§ **Task**
Look for the word "경쾌한배경음" in the entries and copy each line where it appears.

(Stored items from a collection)
=-=-=

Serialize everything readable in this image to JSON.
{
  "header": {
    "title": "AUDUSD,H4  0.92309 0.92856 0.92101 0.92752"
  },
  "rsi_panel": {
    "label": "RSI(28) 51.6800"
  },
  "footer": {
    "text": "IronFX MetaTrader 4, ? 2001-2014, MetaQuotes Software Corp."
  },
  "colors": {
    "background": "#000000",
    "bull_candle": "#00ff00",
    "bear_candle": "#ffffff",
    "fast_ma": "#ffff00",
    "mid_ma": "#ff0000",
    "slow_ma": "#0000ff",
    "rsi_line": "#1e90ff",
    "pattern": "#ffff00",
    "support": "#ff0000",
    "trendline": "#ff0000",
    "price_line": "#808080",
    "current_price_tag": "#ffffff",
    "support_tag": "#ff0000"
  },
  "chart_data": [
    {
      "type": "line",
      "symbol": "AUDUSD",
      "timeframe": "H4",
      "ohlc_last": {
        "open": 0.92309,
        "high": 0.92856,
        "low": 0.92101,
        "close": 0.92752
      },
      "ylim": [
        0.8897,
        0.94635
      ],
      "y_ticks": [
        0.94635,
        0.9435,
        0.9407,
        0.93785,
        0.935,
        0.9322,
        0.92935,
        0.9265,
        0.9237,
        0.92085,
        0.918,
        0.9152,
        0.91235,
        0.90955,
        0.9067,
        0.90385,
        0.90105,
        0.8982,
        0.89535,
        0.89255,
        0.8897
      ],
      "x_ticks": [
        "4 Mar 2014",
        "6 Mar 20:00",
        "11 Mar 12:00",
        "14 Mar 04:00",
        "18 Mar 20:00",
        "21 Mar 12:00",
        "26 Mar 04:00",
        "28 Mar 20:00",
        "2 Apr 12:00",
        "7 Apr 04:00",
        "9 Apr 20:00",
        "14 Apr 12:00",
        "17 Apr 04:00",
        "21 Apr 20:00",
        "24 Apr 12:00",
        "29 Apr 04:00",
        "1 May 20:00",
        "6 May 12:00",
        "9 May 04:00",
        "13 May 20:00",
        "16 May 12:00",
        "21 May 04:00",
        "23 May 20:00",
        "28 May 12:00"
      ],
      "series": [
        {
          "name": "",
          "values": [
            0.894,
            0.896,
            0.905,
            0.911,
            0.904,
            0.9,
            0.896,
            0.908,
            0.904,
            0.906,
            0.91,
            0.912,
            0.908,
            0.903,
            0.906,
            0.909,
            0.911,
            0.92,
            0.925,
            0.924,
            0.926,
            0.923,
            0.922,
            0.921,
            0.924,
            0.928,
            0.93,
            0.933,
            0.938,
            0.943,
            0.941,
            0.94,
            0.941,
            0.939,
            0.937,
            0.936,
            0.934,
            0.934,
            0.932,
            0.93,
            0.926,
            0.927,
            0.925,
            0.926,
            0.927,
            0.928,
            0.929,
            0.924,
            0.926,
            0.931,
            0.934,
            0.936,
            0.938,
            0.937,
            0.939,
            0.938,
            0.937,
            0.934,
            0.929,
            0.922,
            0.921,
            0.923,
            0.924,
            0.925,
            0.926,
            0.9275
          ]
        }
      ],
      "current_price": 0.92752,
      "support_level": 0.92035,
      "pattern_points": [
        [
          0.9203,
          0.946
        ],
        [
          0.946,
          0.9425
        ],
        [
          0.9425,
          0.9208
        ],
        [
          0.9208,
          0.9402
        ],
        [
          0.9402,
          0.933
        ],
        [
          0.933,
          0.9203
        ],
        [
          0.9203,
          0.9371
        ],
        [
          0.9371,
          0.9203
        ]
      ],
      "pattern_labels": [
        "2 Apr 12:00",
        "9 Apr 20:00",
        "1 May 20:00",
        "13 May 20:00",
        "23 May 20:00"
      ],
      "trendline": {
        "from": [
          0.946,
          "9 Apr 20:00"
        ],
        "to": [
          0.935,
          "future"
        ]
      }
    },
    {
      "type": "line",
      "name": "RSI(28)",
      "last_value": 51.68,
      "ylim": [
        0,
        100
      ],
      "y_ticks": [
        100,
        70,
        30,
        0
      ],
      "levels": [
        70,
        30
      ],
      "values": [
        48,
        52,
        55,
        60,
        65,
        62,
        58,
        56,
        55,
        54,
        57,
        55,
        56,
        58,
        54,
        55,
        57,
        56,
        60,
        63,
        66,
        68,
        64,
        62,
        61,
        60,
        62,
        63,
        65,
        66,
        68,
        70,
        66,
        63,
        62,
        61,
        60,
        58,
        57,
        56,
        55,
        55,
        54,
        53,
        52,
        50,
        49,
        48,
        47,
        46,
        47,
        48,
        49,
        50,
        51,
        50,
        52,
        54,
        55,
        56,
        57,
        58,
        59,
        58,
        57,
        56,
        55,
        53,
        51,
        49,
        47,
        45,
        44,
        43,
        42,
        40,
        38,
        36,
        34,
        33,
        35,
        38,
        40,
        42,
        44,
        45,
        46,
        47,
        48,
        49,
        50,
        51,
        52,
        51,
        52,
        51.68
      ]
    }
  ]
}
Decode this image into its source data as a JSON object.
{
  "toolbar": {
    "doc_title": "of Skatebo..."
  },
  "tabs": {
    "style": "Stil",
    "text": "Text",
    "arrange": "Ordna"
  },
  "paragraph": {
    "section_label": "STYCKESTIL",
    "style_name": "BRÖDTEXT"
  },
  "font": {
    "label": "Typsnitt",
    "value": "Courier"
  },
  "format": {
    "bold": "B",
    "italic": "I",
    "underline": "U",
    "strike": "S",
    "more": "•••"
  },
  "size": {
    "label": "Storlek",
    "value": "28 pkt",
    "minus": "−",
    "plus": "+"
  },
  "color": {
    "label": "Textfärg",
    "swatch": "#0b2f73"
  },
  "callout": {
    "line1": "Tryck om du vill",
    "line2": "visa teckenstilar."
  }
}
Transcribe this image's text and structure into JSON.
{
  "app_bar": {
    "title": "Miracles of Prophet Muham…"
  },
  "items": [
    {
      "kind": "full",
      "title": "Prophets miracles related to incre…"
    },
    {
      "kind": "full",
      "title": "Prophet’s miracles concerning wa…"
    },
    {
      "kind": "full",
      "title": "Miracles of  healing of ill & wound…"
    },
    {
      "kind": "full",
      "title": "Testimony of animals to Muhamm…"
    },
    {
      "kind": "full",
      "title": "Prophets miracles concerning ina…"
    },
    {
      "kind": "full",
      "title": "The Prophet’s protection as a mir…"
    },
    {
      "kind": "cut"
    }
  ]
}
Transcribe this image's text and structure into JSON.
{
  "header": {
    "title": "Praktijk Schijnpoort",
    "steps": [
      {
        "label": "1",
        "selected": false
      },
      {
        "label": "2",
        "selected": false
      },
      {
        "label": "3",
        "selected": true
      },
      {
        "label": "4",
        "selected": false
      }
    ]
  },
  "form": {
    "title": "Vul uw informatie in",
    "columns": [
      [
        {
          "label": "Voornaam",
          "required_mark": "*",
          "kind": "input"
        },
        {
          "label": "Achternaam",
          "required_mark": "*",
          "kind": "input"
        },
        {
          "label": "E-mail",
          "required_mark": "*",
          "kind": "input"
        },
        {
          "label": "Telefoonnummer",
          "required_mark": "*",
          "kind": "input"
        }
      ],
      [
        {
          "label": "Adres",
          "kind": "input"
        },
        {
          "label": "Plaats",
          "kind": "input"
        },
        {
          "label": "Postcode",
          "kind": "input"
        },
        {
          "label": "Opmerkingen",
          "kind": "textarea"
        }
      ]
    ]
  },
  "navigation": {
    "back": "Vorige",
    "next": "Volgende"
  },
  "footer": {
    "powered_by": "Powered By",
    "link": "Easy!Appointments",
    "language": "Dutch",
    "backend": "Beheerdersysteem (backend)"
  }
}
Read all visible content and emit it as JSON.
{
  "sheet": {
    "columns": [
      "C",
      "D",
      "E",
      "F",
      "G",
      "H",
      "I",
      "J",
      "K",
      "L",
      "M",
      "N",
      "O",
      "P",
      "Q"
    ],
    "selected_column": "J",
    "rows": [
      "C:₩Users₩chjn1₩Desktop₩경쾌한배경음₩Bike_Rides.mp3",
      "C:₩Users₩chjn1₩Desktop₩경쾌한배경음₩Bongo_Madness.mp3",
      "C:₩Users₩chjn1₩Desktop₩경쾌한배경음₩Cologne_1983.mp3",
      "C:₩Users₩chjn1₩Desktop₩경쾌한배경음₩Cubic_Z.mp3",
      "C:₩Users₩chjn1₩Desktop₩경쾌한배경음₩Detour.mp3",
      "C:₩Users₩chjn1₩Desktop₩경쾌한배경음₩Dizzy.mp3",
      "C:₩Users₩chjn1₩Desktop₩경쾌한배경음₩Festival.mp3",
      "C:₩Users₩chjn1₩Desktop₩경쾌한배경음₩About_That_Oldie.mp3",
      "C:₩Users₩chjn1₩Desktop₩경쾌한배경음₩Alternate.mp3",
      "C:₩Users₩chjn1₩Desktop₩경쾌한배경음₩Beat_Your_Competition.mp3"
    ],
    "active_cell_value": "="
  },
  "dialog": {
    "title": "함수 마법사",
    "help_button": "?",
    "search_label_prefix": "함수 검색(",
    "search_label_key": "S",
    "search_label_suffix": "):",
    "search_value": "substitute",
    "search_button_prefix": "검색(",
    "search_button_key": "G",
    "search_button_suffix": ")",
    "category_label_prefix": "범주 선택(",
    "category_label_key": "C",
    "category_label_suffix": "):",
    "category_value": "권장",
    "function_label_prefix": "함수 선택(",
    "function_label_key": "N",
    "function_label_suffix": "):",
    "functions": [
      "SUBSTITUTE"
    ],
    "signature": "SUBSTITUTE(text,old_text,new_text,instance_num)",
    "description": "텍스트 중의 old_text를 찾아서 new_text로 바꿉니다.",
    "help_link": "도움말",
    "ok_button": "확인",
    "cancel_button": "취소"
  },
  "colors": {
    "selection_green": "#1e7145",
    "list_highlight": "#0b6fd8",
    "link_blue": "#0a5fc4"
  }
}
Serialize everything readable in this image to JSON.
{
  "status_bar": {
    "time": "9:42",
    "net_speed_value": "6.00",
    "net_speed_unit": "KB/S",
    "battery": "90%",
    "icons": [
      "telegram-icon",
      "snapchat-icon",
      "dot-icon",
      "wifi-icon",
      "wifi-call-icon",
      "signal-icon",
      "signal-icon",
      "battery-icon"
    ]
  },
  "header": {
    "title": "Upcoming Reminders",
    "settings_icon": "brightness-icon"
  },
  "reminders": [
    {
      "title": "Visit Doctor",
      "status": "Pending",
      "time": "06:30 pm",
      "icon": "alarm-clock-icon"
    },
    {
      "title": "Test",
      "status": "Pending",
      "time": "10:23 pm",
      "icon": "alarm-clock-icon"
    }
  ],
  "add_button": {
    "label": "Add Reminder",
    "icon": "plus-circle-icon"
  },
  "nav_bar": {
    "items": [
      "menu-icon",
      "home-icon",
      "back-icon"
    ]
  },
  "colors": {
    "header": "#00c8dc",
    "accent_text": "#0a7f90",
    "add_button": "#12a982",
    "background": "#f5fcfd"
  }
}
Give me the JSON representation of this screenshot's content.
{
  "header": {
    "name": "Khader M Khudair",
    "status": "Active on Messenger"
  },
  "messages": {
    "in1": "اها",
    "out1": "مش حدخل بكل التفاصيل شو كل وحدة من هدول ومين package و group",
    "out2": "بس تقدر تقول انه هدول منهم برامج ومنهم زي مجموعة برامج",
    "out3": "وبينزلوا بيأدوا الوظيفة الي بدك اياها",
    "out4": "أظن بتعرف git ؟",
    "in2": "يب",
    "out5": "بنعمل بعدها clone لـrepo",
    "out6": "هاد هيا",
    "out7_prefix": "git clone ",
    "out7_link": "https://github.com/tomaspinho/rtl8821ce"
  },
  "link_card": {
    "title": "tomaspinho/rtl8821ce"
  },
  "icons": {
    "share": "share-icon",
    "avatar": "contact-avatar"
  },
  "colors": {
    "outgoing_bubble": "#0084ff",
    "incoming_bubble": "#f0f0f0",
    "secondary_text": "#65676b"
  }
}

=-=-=

§ **Written solution**
      "C:₩Users₩chjn1₩Desktop₩경쾌한배경음₩Bike_Rides.mp3",
      "C:₩Users₩chjn1₩Desktop₩경쾌한배경음₩Bongo_Madness.mp3",
      "C:₩Users₩chjn1₩Desktop₩경쾌한배경음₩Cologne_1983.mp3",
      "C:₩Users₩chjn1₩Desktop₩경쾌한배경음₩Cubic_Z.mp3",
      "C:₩Users₩chjn1₩Desktop₩경쾌한배경음₩Detour.mp3",
      "C:₩Users₩chjn1₩Desktop₩경쾌한배경음₩Dizzy.mp3",
      "C:₩Users₩chjn1₩Desktop₩경쾌한배경음₩Festival.mp3",
      "C:₩Users₩chjn1₩Desktop₩경쾌한배경음₩About_That_Oldie.mp3",
      "C:₩Users₩chjn1₩Desktop₩경쾌한배경음₩Alternate.mp3",
      "C:₩Users₩chjn1₩Desktop₩경쾌한배경음₩Beat_Your_Competition.mp3"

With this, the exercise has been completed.